__EXERCISE DIRECTIONS__
An exact copy of every record is required.

__SUPPLIED RECORDS__
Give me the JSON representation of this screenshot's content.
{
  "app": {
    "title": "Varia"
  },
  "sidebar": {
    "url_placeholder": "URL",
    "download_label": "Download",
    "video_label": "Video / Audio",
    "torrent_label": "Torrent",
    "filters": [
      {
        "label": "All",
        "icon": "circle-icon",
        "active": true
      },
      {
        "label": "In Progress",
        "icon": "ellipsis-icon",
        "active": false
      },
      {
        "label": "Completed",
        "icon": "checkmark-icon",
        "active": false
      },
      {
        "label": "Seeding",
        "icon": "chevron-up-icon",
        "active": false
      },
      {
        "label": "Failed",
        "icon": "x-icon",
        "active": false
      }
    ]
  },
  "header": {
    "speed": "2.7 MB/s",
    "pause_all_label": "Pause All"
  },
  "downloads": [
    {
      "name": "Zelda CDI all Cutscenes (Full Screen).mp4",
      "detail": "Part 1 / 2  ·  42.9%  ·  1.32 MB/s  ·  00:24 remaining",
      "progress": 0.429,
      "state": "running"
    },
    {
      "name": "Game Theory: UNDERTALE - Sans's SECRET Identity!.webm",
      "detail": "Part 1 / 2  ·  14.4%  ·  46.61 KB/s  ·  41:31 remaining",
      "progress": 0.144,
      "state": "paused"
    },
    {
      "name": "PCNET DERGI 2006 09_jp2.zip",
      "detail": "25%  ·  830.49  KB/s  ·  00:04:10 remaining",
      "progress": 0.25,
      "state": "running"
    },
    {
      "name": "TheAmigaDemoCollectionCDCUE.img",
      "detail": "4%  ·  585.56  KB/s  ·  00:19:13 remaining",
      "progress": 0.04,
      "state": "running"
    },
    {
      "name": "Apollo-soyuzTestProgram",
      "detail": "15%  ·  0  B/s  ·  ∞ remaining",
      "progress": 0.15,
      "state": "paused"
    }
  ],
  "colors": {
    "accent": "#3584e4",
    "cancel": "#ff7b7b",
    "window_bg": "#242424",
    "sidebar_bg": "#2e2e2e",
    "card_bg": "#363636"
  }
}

__RESULT__
Give me the JSON representation of this screenshot's content.
{
  "app": {
    "title": "Varia"
  },
  "sidebar": {
    "url_placeholder": "URL",
    "download_label": "Download",
    "video_label": "Video / Audio",
    "torrent_label": "Torrent",
    "filters": [
      {
        "label": "All",
        "icon": "circle-icon",
        "active": true
      },
      {
        "label": "In Progress",
        "icon": "ellipsis-icon",
        "active": false
      },
      {
        "label": "Completed",
        "icon": "checkmark-icon",
        "active": false
      },
      {
        "label": "Seeding",
        "icon": "chevron-up-icon",
        "active": false
      },
      {
        "label": "Failed",
        "icon": "x-icon",
        "active": false
      }
    ]
  },
  "header": {
    "speed": "2.7 MB/s",
    "pause_all_label": "Pause All"
  },
  "downloads": [
    {
      "name": "Zelda CDI all Cutscenes (Full Screen).mp4",
      "detail": "Part 1 / 2  ·  42.9%  ·  1.32 MB/s  ·  00:24 remaining",
      "progress": 0.429,
      "state": "running"
    },
    {
      "name": "Game Theory: UNDERTALE - Sans's SECRET Identity!.webm",
      "detail": "Part 1 / 2  ·  14.4%  ·  46.61 KB/s  ·  41:31 remaining",
      "progress": 0.144,
      "state": "paused"
    },
    {
      "name": "PCNET DERGI 2006 09_jp2.zip",
      "detail": "25%  ·  830.49  KB/s  ·  00:04:10 remaining",
      "progress": 0.25,
      "state": "running"
    },
    {
      "name": "TheAmigaDemoCollectionCDCUE.img",
      "detail": "4%  ·  585.56  KB/s  ·  00:19:13 remaining",
      "progress": 0.04,
      "state": "running"
    },
    {
      "name": "Apollo-soyuzTestProgram",
      "detail": "15%  ·  0  B/s  ·  ∞ remaining",
      "progress": 0.15,
      "state": "paused"
    }
  ],
  "colors": {
    "accent": "#3584e4",
    "cancel": "#ff7b7b",
    "window_bg": "#242424",
    "sidebar_bg": "#2e2e2e",
    "card_bg": "#363636"
  }
}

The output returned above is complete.